▶

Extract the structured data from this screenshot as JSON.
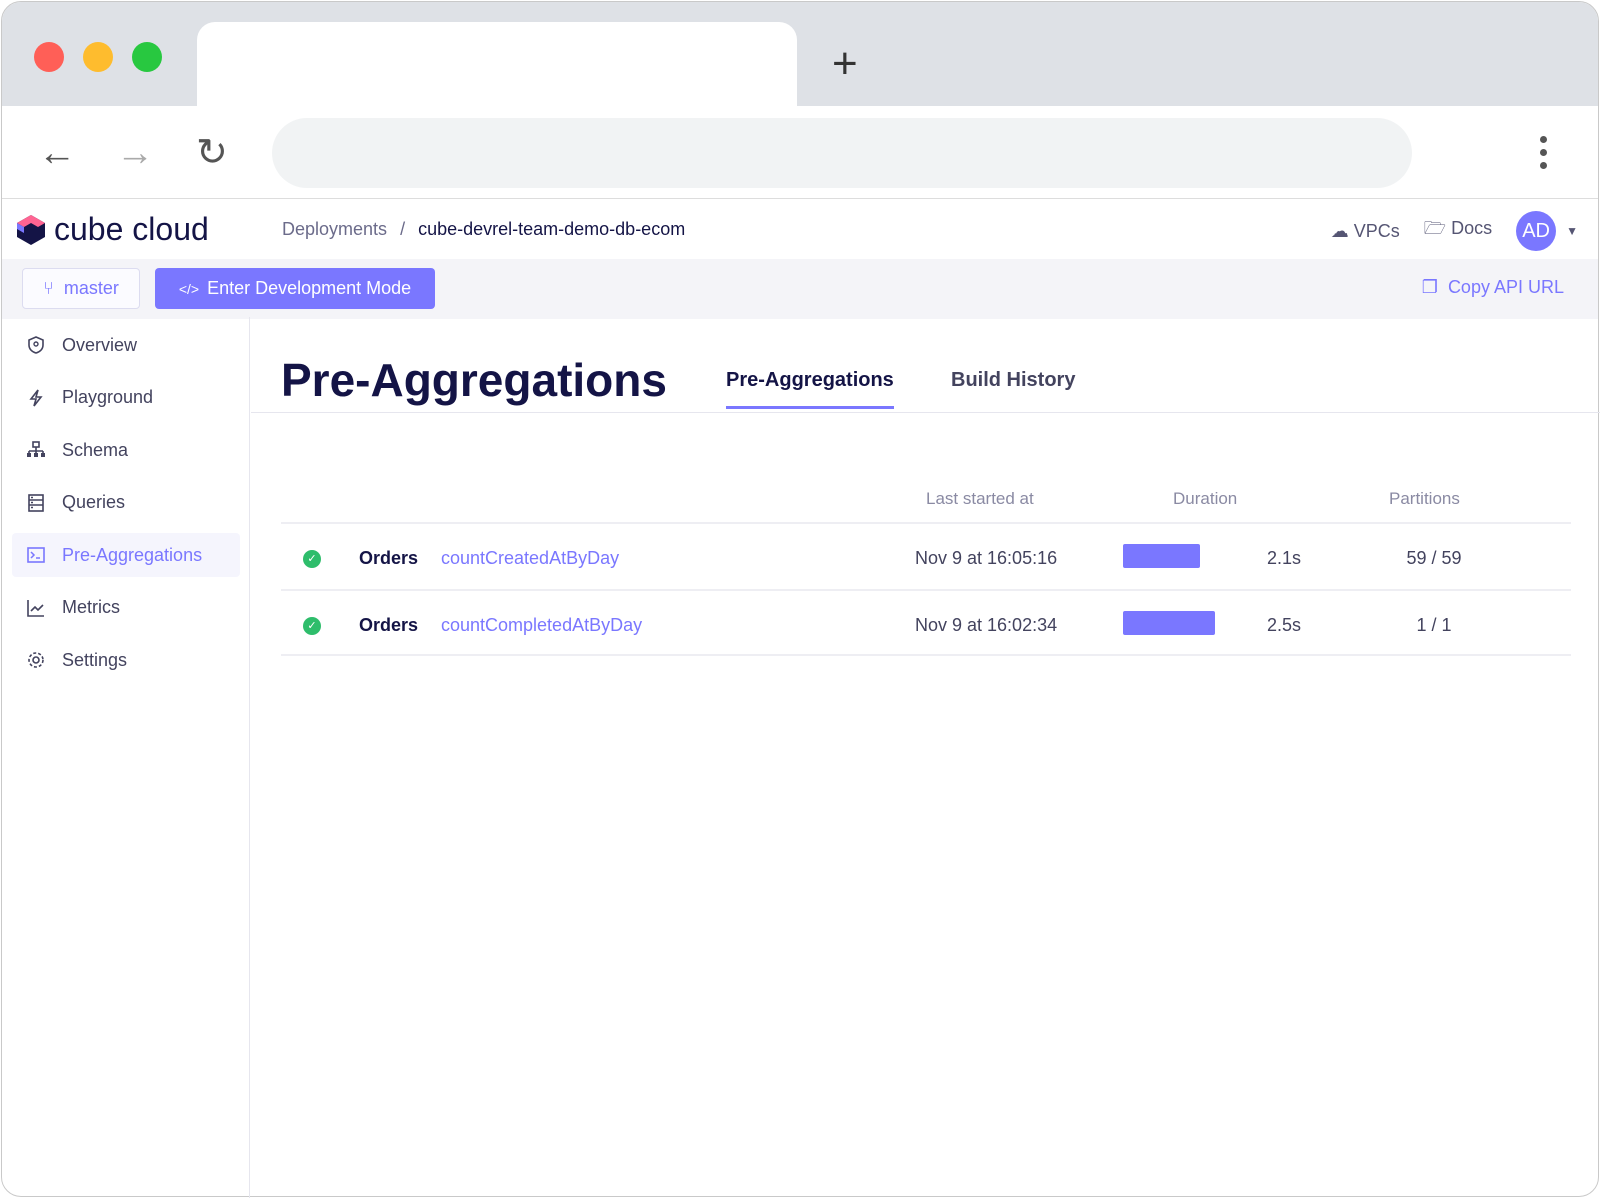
{
  "app": {
    "logo_text": "cube cloud",
    "accent": "#7a77ff"
  },
  "breadcrumb": {
    "parent": "Deployments",
    "separator": "/",
    "current": "cube-devrel-team-demo-db-ecom"
  },
  "header_right": {
    "vpcs": "VPCs",
    "docs": "Docs",
    "avatar": "AD"
  },
  "toolbar": {
    "branch": "master",
    "dev_mode": "Enter Development Mode",
    "dev_icon": "</>",
    "copy_api": "Copy API URL"
  },
  "sidebar": {
    "items": [
      {
        "label": "Overview",
        "icon": "shield-icon"
      },
      {
        "label": "Playground",
        "icon": "lightning-icon"
      },
      {
        "label": "Schema",
        "icon": "hierarchy-icon"
      },
      {
        "label": "Queries",
        "icon": "list-icon"
      },
      {
        "label": "Pre-Aggregations",
        "icon": "terminal-icon",
        "active": true
      },
      {
        "label": "Metrics",
        "icon": "chart-icon"
      },
      {
        "label": "Settings",
        "icon": "gear-icon"
      }
    ]
  },
  "page": {
    "title": "Pre-Aggregations",
    "tabs": [
      {
        "label": "Pre-Aggregations",
        "active": true
      },
      {
        "label": "Build History"
      }
    ]
  },
  "table": {
    "columns": [
      "Last started at",
      "Duration",
      "Partitions"
    ],
    "rows": [
      {
        "status": "success",
        "cube": "Orders",
        "name": "countCreatedAtByDay",
        "last_started": "Nov 9 at 16:05:16",
        "duration": "2.1s",
        "duration_s": 2.1,
        "partitions": "59 / 59"
      },
      {
        "status": "success",
        "cube": "Orders",
        "name": "countCompletedAtByDay",
        "last_started": "Nov 9 at 16:02:34",
        "duration": "2.5s",
        "duration_s": 2.5,
        "partitions": "1 / 1"
      }
    ]
  }
}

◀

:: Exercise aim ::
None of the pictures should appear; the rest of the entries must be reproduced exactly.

:: Answer to this task ::
Extract the structured data from this screenshot as JSON.
{
  "app": {
    "logo_text": "cube cloud",
    "accent": "#7a77ff"
  },
  "breadcrumb": {
    "parent": "Deployments",
    "separator": "/",
    "current": "cube-devrel-team-demo-db-ecom"
  },
  "header_right": {
    "vpcs": "VPCs",
    "docs": "Docs",
    "avatar": "AD"
  },
  "toolbar": {
    "branch": "master",
    "dev_mode": "Enter Development Mode",
    "dev_icon": "</>",
    "copy_api": "Copy API URL"
  },
  "sidebar": {
    "items": [
      {
        "label": "Overview",
        "icon": "shield-icon"
      },
      {
        "label": "Playground",
        "icon": "lightning-icon"
      },
      {
        "label": "Schema",
        "icon": "hierarchy-icon"
      },
      {
        "label": "Queries",
        "icon": "list-icon"
      },
      {
        "label": "Pre-Aggregations",
        "icon": "terminal-icon",
        "active": true
      },
      {
        "label": "Metrics",
        "icon": "chart-icon"
      },
      {
        "label": "Settings",
        "icon": "gear-icon"
      }
    ]
  },
  "page": {
    "title": "Pre-Aggregations",
    "tabs": [
      {
        "label": "Pre-Aggregations",
        "active": true
      },
      {
        "label": "Build History"
      }
    ]
  },
  "table": {
    "columns": [
      "Last started at",
      "Duration",
      "Partitions"
    ],
    "rows": [
      {
        "status": "success",
        "cube": "Orders",
        "name": "countCreatedAtByDay",
        "last_started": "Nov 9 at 16:05:16",
        "duration": "2.1s",
        "duration_s": 2.1,
        "partitions": "59 / 59"
      },
      {
        "status": "success",
        "cube": "Orders",
        "name": "countCompletedAtByDay",
        "last_started": "Nov 9 at 16:02:34",
        "duration": "2.5s",
        "duration_s": 2.5,
        "partitions": "1 / 1"
      }
    ]
  }
}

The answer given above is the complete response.